With Zook's new houses on Park Avenue, the third period of the historic district's growth (1910-1930) began. Along with the bank, came a machine shop, an automotive repair garage, and a florist joining the older businesses, and new homes appeared toward the edges of the historic district. The train continued freight runs on a weekly basis to Reading. From the mid-nineteenth century to 1930 Elverson was the principal commercial center in the northwestern Chester County region that encompasses East and West Nantmeal and Warwick Townships. These townships did not have villages, including commercial centers, as large as Elverson, and have remained overwhelmingly rural through 1930. The nearest commercial rival to Elverson in northwestern Chester County was Honey Brook, some six miles southwest of Elverson. Honey Brook had more businesses in a distinct commercial section of the town. However, Honey Brook was somewhat isolated from Elverson's market area by the Welsh Mountain range, which limited commercial and social communication between these neighboring towns. The closest commercial center in neighboring southern Berks County was similarly sized Morgantown, approximately three miles distant from Elverson.
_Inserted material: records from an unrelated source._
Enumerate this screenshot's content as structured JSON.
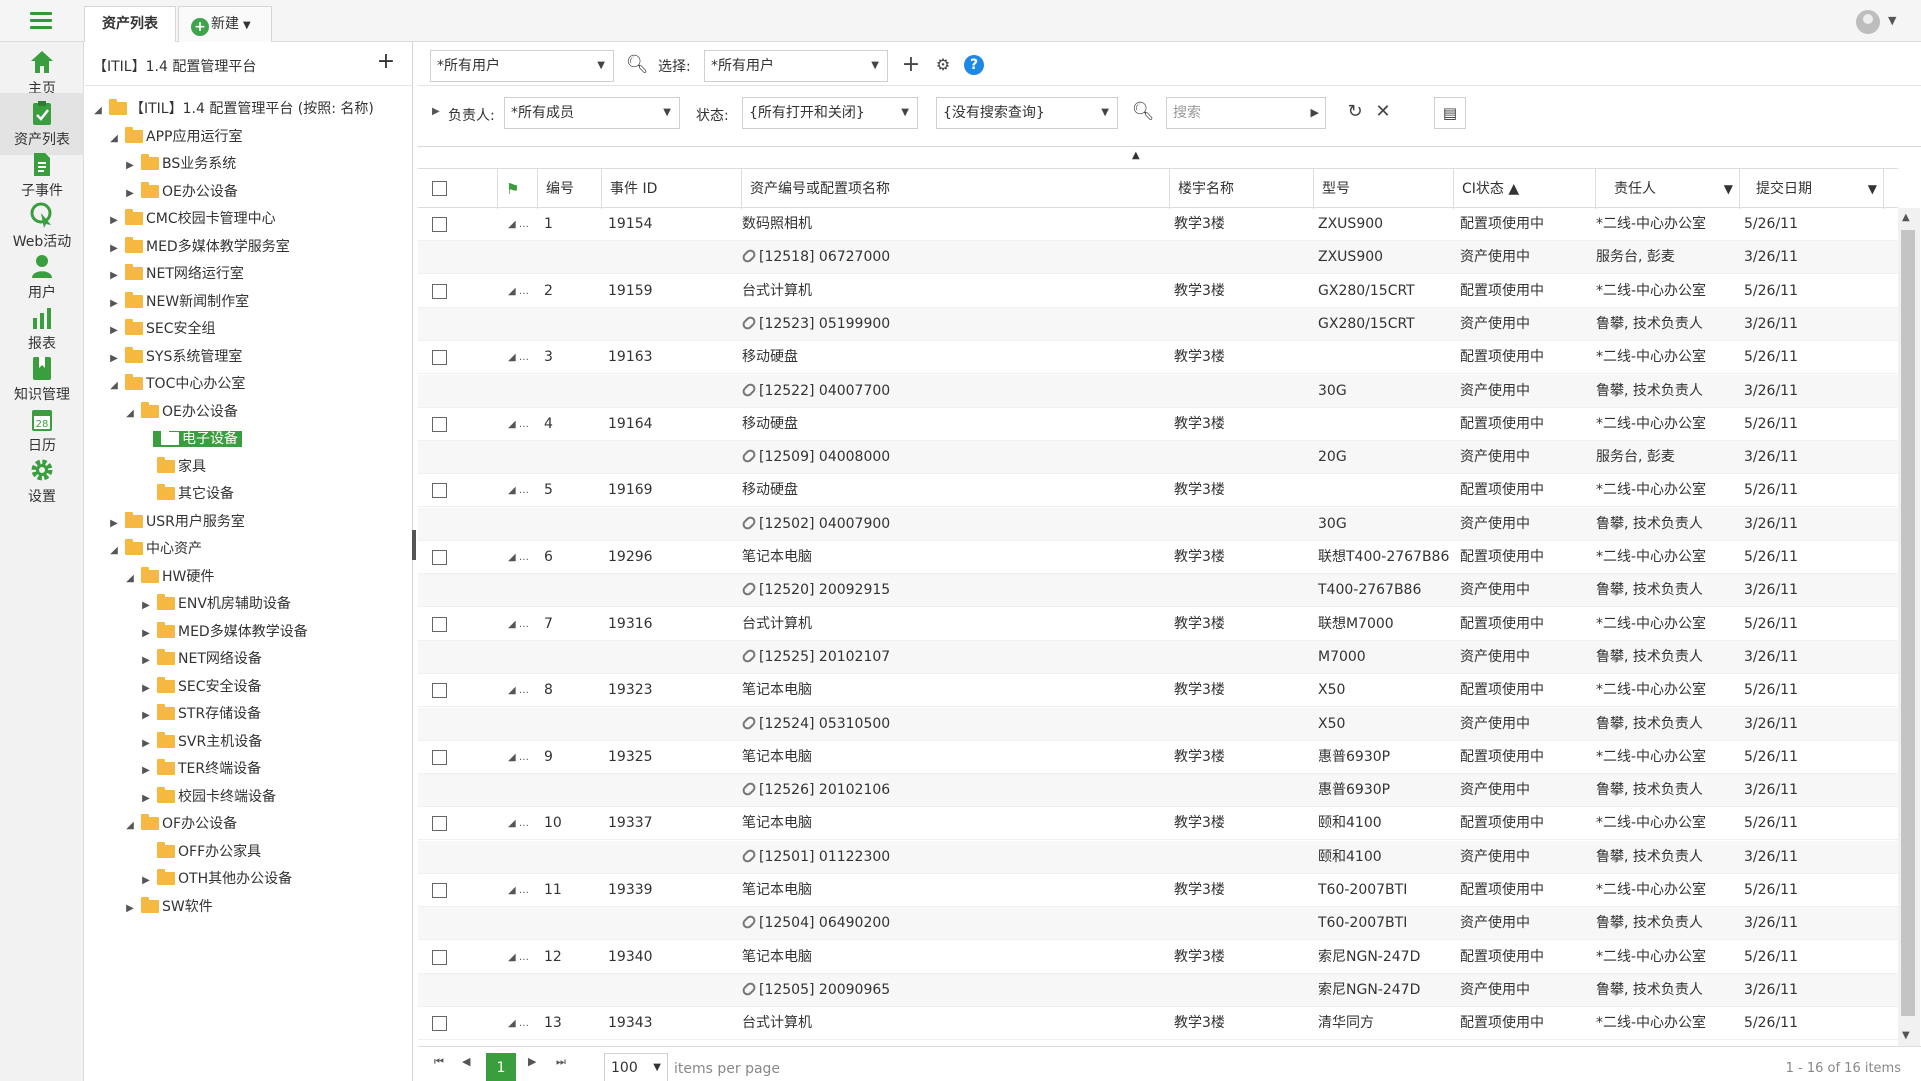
{
  "top": {
    "tabs": [
      {
        "label": "资产列表"
      },
      {
        "label": "新建"
      }
    ]
  },
  "nav": {
    "items": [
      {
        "label": "主页",
        "icon": "home-icon"
      },
      {
        "label": "资产列表",
        "icon": "clipboard-check-icon"
      },
      {
        "label": "子事件",
        "icon": "document-icon"
      },
      {
        "label": "Web活动",
        "icon": "cursor-icon"
      },
      {
        "label": "用户",
        "icon": "user-icon"
      },
      {
        "label": "报表",
        "icon": "bar-chart-icon"
      },
      {
        "label": "知识管理",
        "icon": "bookmark-icon"
      },
      {
        "label": "日历",
        "icon": "calendar-icon"
      },
      {
        "label": "设置",
        "icon": "gear-icon"
      }
    ],
    "calendar_day": "28",
    "collapse": "«"
  },
  "tree": {
    "title": "【ITIL】1.4 配置管理平台",
    "nodes": [
      {
        "label": "【ITIL】1.4 配置管理平台 (按照: 名称)",
        "level": 0,
        "toggle": "◢"
      },
      {
        "label": "APP应用运行室",
        "level": 1,
        "toggle": "◢"
      },
      {
        "label": "BS业务系统",
        "level": 2,
        "toggle": "▶"
      },
      {
        "label": "OE办公设备",
        "level": 2,
        "toggle": "▶"
      },
      {
        "label": "CMC校园卡管理中心",
        "level": 1,
        "toggle": "▶"
      },
      {
        "label": "MED多媒体教学服务室",
        "level": 1,
        "toggle": "▶"
      },
      {
        "label": "NET网络运行室",
        "level": 1,
        "toggle": "▶"
      },
      {
        "label": "NEW新闻制作室",
        "level": 1,
        "toggle": "▶"
      },
      {
        "label": "SEC安全组",
        "level": 1,
        "toggle": "▶"
      },
      {
        "label": "SYS系统管理室",
        "level": 1,
        "toggle": "▶"
      },
      {
        "label": "TOC中心办公室",
        "level": 1,
        "toggle": "◢"
      },
      {
        "label": "OE办公设备",
        "level": 2,
        "toggle": "◢"
      },
      {
        "label": "电子设备",
        "level": 3,
        "toggle": "",
        "selected": true
      },
      {
        "label": "家具",
        "level": 3,
        "toggle": ""
      },
      {
        "label": "其它设备",
        "level": 3,
        "toggle": ""
      },
      {
        "label": "USR用户服务室",
        "level": 1,
        "toggle": "▶"
      },
      {
        "label": "中心资产",
        "level": 1,
        "toggle": "◢"
      },
      {
        "label": "HW硬件",
        "level": 2,
        "toggle": "◢"
      },
      {
        "label": "ENV机房辅助设备",
        "level": 3,
        "toggle": "▶"
      },
      {
        "label": "MED多媒体教学设备",
        "level": 3,
        "toggle": "▶"
      },
      {
        "label": "NET网络设备",
        "level": 3,
        "toggle": "▶"
      },
      {
        "label": "SEC安全设备",
        "level": 3,
        "toggle": "▶"
      },
      {
        "label": "STR存储设备",
        "level": 3,
        "toggle": "▶"
      },
      {
        "label": "SVR主机设备",
        "level": 3,
        "toggle": "▶"
      },
      {
        "label": "TER终端设备",
        "level": 3,
        "toggle": "▶"
      },
      {
        "label": "校园卡终端设备",
        "level": 3,
        "toggle": "▶"
      },
      {
        "label": "OF办公设备",
        "level": 2,
        "toggle": "◢"
      },
      {
        "label": "OFF办公家具",
        "level": 3,
        "toggle": ""
      },
      {
        "label": "OTH其他办公设备",
        "level": 3,
        "toggle": "▶"
      },
      {
        "label": "SW软件",
        "level": 2,
        "toggle": "▶"
      }
    ]
  },
  "toolbar1": {
    "user_filter": "*所有用户",
    "select_label": "选择:",
    "select_value": "*所有用户"
  },
  "toolbar2": {
    "owner_label": "负责人:",
    "owner_value": "*所有成员",
    "status_label": "状态:",
    "status_value": "{所有打开和关闭}",
    "query_value": "{没有搜索查询}",
    "search_placeholder": "搜索"
  },
  "grid": {
    "columns": [
      "编号",
      "事件 ID",
      "资产编号或配置项名称",
      "楼宇名称",
      "型号",
      "CI状态 ▲",
      "责任人",
      "提交日期"
    ],
    "rows": [
      {
        "type": "main",
        "no": "1",
        "id": "19154",
        "name": "数码照相机",
        "building": "教学3楼",
        "model": "ZXUS900",
        "status": "配置项使用中",
        "owner": "*二线-中心办公室",
        "date": "5/26/11"
      },
      {
        "type": "sub",
        "name": "[12518] 06727000",
        "model": "ZXUS900",
        "status": "资产使用中",
        "owner": "服务台, 彭麦",
        "date": "3/26/11"
      },
      {
        "type": "main",
        "no": "2",
        "id": "19159",
        "name": "台式计算机",
        "building": "教学3楼",
        "model": "GX280/15CRT",
        "status": "配置项使用中",
        "owner": "*二线-中心办公室",
        "date": "5/26/11"
      },
      {
        "type": "sub",
        "name": "[12523] 05199900",
        "model": "GX280/15CRT",
        "status": "资产使用中",
        "owner": "鲁攀, 技术负责人",
        "date": "3/26/11"
      },
      {
        "type": "main",
        "no": "3",
        "id": "19163",
        "name": "移动硬盘",
        "building": "教学3楼",
        "model": "",
        "status": "配置项使用中",
        "owner": "*二线-中心办公室",
        "date": "5/26/11"
      },
      {
        "type": "sub",
        "name": "[12522] 04007700",
        "model": "30G",
        "status": "资产使用中",
        "owner": "鲁攀, 技术负责人",
        "date": "3/26/11"
      },
      {
        "type": "main",
        "no": "4",
        "id": "19164",
        "name": "移动硬盘",
        "building": "教学3楼",
        "model": "",
        "status": "配置项使用中",
        "owner": "*二线-中心办公室",
        "date": "5/26/11"
      },
      {
        "type": "sub",
        "name": "[12509] 04008000",
        "model": "20G",
        "status": "资产使用中",
        "owner": "服务台, 彭麦",
        "date": "3/26/11"
      },
      {
        "type": "main",
        "no": "5",
        "id": "19169",
        "name": "移动硬盘",
        "building": "教学3楼",
        "model": "",
        "status": "配置项使用中",
        "owner": "*二线-中心办公室",
        "date": "5/26/11"
      },
      {
        "type": "sub",
        "name": "[12502] 04007900",
        "model": "30G",
        "status": "资产使用中",
        "owner": "鲁攀, 技术负责人",
        "date": "3/26/11"
      },
      {
        "type": "main",
        "no": "6",
        "id": "19296",
        "name": "笔记本电脑",
        "building": "教学3楼",
        "model": "联想T400-2767B86",
        "status": "配置项使用中",
        "owner": "*二线-中心办公室",
        "date": "5/26/11"
      },
      {
        "type": "sub",
        "name": "[12520] 20092915",
        "model": "T400-2767B86",
        "status": "资产使用中",
        "owner": "鲁攀, 技术负责人",
        "date": "3/26/11"
      },
      {
        "type": "main",
        "no": "7",
        "id": "19316",
        "name": "台式计算机",
        "building": "教学3楼",
        "model": "联想M7000",
        "status": "配置项使用中",
        "owner": "*二线-中心办公室",
        "date": "5/26/11"
      },
      {
        "type": "sub",
        "name": "[12525] 20102107",
        "model": "M7000",
        "status": "资产使用中",
        "owner": "鲁攀, 技术负责人",
        "date": "3/26/11"
      },
      {
        "type": "main",
        "no": "8",
        "id": "19323",
        "name": "笔记本电脑",
        "building": "教学3楼",
        "model": "X50",
        "status": "配置项使用中",
        "owner": "*二线-中心办公室",
        "date": "5/26/11"
      },
      {
        "type": "sub",
        "name": "[12524] 05310500",
        "model": "X50",
        "status": "资产使用中",
        "owner": "鲁攀, 技术负责人",
        "date": "3/26/11"
      },
      {
        "type": "main",
        "no": "9",
        "id": "19325",
        "name": "笔记本电脑",
        "building": "教学3楼",
        "model": "惠普6930P",
        "status": "配置项使用中",
        "owner": "*二线-中心办公室",
        "date": "5/26/11"
      },
      {
        "type": "sub",
        "name": "[12526] 20102106",
        "model": "惠普6930P",
        "status": "资产使用中",
        "owner": "鲁攀, 技术负责人",
        "date": "3/26/11"
      },
      {
        "type": "main",
        "no": "10",
        "id": "19337",
        "name": "笔记本电脑",
        "building": "教学3楼",
        "model": "颐和4100",
        "status": "配置项使用中",
        "owner": "*二线-中心办公室",
        "date": "5/26/11"
      },
      {
        "type": "sub",
        "name": "[12501] 01122300",
        "model": "颐和4100",
        "status": "资产使用中",
        "owner": "鲁攀, 技术负责人",
        "date": "3/26/11"
      },
      {
        "type": "main",
        "no": "11",
        "id": "19339",
        "name": "笔记本电脑",
        "building": "教学3楼",
        "model": "T60-2007BTI",
        "status": "配置项使用中",
        "owner": "*二线-中心办公室",
        "date": "5/26/11"
      },
      {
        "type": "sub",
        "name": "[12504] 06490200",
        "model": "T60-2007BTI",
        "status": "资产使用中",
        "owner": "鲁攀, 技术负责人",
        "date": "3/26/11"
      },
      {
        "type": "main",
        "no": "12",
        "id": "19340",
        "name": "笔记本电脑",
        "building": "教学3楼",
        "model": "索尼NGN-247D",
        "status": "配置项使用中",
        "owner": "*二线-中心办公室",
        "date": "5/26/11"
      },
      {
        "type": "sub",
        "name": "[12505] 20090965",
        "model": "索尼NGN-247D",
        "status": "资产使用中",
        "owner": "鲁攀, 技术负责人",
        "date": "3/26/11"
      },
      {
        "type": "main",
        "no": "13",
        "id": "19343",
        "name": "台式计算机",
        "building": "教学3楼",
        "model": "清华同方",
        "status": "配置项使用中",
        "owner": "*二线-中心办公室",
        "date": "5/26/11"
      }
    ]
  },
  "pager": {
    "current": "1",
    "page_size": "100",
    "items_per_page": "items per page",
    "info": "1 - 16 of 16 items"
  },
  "colors": {
    "accent": "#3a9e3e",
    "help": "#1e88e5"
  }
}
Since the 1930's, Elverson has shown minimal growth until the present decade. Even though the borough is today conservative by nature, it has a world-wide flavor due to the international sale of some of its products. Just outside the eastern perimeter of the historic district is a new residential development, Summerfield, Inc., which will increase the population, and a new Evangelical Free Church on the hill behind this development in the vicinity of the early Brethren church of 1855. A new and larger home office of the Elverson National Bank has been built outside the western perimeter of the District. The Elverson Historic District contains a well preserved collection of buildings that are representative of mid-eighteenth to early twentieth century architecture in northwestern Chester County. 1979-1982 surveys of historic resources in Warwick and East and West Nantmeal Townships show that, like Elverson, the great majority of buildings are mid-eighteenth to early twentieth century houses, most of which are constructed of stone and frame. Buildings in these nearby townships are primarily vernacular in appearance. Vernacular buildings often show elements of high styles, such as Federal style transoms over entrance doors, Gothic style cross gables, Italianate style roof brackets, or Eastlake style porch trim. A small minority of buildings are outstanding examples of high styles, including Federal, Gothic, Italianate, Second Empire, Queen Anne, bungalow and American Foursquares. These are the types of high style and vernacular buildings found in the Elverson Historic District.
Chestnut Street North • Chestnut Street South • Hall Street • Main Street East • Main Street West • Park Avenue